Some precautions to store oil and preserve its characteristics.


Oil is subject to some natural oxidation processes, which can be accelerated by exposure to light, heat, and air. It is useful to learn and follow some good conservation practices in order to maintain oil’s integrity.


Extra-virgin olive oils can vary in color from intense green, to green with hints of yellow, to intense yellow with hints of green. The color differences depend on many factors: above all, the variety of olives and their ripeness, but also the type of extraction machine and the way it is used. By itself, color is not an indication of good or poor oil quality, except for red tones: these are caused by chlorophyll degradation and beta-carotene, and appear when oil has been exposed to light. In this case, the green color of chlorophyll fades, and the dark-reddish color of carotenoids become visible (while usually they are well-masked by the green chlorophyll).


Whether direct or indirect, light damages oil’s chemical, physical and organoleptic characteristics. For this reason it is important to store it away from direct sunlight or bright lamps. For longer periods of time, a dark, cool storage place is preferable. Incorrect storage of oil before sale (for example during loading and warehouse storage phases) can be equally as damaging.


Remembering to put the cap back on the bottle is important to avoid contact with oxygen, which can accelerate the process of oil oxidation.
Oil cruets certainly have an antique, traditional charm, but they ruin even the best extra-virgin olive oil like nothing else.
Most cruets do not have a lid, therefore the little oil they contain is exposed to a significant amount of oxygen.
Since the container is constantly refilled, every time we add fresh oil to the cruet, the old oxidized oil that remains in the bottle acts as a perfect trigger for the oxidation process to start all over again.
A few years ago, cruets were banned in restaurants and places that serve food in the European Union.

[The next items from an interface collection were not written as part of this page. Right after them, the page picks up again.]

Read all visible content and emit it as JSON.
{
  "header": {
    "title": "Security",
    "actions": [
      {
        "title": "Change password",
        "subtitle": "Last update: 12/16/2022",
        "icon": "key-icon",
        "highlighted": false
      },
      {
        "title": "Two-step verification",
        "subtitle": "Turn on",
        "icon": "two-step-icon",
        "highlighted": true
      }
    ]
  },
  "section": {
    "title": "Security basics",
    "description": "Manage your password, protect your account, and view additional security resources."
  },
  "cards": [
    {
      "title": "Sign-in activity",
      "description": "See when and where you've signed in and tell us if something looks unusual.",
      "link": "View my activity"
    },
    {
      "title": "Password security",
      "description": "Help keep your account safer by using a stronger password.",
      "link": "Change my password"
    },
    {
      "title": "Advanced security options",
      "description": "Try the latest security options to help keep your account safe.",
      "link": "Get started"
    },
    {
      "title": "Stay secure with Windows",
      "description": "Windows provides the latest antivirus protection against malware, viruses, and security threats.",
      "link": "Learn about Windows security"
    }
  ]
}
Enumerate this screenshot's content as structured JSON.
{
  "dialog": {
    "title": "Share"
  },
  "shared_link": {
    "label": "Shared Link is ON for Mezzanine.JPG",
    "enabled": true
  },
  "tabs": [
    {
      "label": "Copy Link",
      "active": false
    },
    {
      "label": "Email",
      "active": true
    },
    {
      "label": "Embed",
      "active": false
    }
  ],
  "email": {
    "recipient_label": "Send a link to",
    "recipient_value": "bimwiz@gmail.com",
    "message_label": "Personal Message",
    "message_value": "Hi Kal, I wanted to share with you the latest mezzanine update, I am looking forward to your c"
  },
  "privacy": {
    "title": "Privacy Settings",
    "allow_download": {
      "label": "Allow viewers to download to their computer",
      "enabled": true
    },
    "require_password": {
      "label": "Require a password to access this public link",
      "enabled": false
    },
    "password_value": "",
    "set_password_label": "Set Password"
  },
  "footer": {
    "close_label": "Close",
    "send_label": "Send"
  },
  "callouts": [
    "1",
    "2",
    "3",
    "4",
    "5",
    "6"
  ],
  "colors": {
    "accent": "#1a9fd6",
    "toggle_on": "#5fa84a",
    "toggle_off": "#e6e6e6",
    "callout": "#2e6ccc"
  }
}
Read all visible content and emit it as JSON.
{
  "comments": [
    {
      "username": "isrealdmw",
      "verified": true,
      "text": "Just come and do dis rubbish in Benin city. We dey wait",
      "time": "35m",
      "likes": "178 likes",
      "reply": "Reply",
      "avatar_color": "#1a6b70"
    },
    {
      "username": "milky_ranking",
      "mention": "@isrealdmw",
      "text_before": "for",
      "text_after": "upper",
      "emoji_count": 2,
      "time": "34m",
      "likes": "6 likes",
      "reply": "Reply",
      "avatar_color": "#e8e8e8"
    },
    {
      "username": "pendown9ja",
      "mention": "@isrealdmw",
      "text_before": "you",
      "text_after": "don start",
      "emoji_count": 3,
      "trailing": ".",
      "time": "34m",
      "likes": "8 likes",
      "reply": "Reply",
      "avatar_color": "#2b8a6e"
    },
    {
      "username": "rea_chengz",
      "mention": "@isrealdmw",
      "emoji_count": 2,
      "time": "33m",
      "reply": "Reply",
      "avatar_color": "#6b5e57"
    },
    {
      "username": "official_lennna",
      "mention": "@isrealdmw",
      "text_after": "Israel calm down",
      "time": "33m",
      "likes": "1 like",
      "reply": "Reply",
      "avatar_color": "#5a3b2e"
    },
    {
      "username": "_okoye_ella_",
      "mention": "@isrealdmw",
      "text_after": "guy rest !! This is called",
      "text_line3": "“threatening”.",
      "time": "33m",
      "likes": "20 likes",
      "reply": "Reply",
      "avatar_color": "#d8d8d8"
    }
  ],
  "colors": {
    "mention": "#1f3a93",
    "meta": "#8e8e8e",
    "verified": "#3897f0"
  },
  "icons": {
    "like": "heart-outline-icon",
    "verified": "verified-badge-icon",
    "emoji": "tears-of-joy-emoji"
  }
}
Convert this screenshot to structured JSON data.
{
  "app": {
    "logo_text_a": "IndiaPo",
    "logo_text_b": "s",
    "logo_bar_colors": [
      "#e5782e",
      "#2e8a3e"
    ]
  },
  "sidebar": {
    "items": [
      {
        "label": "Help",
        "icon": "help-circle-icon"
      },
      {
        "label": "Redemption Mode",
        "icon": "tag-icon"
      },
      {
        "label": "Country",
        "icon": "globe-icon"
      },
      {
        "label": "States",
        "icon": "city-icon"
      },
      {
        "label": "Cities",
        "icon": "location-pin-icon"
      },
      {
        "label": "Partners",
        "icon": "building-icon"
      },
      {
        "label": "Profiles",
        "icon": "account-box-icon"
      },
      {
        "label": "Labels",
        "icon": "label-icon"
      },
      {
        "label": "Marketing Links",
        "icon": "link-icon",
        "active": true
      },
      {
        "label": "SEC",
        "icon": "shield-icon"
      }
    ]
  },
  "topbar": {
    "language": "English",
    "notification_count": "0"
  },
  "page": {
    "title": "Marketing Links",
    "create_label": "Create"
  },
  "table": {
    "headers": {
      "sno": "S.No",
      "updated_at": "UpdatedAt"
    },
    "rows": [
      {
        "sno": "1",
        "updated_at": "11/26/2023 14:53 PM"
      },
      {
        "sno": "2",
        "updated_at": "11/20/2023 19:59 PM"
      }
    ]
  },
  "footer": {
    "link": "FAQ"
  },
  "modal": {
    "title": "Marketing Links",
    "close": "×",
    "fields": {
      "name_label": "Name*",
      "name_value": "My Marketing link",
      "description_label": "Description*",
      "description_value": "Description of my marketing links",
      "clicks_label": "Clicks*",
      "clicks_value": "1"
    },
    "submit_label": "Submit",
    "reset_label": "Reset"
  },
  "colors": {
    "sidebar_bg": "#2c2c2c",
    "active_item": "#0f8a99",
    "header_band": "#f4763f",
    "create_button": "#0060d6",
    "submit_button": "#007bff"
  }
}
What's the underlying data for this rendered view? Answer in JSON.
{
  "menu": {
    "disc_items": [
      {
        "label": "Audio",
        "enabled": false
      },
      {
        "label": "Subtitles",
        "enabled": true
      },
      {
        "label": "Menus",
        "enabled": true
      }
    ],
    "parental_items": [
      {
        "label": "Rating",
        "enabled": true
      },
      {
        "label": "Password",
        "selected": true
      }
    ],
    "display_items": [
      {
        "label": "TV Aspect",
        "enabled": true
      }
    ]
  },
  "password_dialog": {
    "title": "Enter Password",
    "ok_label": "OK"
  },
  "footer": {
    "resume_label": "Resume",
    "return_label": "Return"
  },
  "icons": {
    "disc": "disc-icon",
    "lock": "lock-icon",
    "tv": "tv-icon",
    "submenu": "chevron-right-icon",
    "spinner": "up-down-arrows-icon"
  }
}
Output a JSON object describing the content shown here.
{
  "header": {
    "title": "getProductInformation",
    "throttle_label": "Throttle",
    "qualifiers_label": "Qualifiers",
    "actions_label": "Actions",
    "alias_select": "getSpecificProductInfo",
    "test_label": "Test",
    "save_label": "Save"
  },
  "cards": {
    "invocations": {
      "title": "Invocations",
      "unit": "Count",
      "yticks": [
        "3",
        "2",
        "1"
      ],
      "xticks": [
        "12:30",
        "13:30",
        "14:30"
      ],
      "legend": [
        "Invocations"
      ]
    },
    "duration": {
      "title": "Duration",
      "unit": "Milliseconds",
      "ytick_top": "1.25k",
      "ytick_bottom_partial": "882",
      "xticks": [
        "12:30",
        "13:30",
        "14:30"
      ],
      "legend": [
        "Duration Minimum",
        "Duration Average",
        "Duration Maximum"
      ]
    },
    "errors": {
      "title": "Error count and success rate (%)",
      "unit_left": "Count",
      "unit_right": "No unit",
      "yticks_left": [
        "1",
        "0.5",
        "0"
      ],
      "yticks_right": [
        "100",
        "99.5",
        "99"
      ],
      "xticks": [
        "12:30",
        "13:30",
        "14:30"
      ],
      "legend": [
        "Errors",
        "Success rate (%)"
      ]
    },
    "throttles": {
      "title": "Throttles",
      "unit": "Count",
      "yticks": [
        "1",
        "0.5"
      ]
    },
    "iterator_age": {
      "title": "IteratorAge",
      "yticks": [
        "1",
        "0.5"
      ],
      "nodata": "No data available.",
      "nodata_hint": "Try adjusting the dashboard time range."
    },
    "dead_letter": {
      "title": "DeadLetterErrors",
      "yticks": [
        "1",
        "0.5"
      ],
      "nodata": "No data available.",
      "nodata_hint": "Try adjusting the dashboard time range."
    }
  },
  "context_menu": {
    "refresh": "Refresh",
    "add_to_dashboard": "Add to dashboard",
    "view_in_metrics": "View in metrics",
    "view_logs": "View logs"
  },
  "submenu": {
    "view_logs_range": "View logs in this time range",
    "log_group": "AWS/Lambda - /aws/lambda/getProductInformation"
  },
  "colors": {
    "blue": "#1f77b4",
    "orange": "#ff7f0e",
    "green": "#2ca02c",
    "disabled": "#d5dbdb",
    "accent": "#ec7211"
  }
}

The presence of solid lumps (similar to very pale rice grains) means that the oil has been stored at low temperatures and has solidified. This doesn’t affect its nutritional and organoleptic characteristics; as soon as the oil is returned to a warm environment, it will go back to a liquid state.

On the other hand, extreme temperatures affect the oil’s quality; the preservation of any food is negatively affected by an excessive environmental temperature, and olive oil is no exception.
Therefore, oil should be stored between 53º and 77ºF.


All food is either marked “use by” or “best before”.
Food marked “use by” can easily spoil from a microbiological point of view, and if consumed after that date it could represent an immediate danger to health. It is a criminal offence to sell expired products, and consumers should avoid them.

In foodstuffs marked “best before“, including oil, the date on the packaging is the date of minimum durability: this indicates the date by which the manufacturer guarantees that, if stored properly, the product will retain its aroma and quality.

After the date marked on the packaging, the product remains “safe” for health and can legally be sold and consumed; however, its quality may be below the usual standard.

In Italy, the date of minimum durability must be under 18 months from the packaging date, but Monini set it to 12 months: not because its products have a shorter shelf life, but because it wants to offer its customers a product that’s as fresh as possible.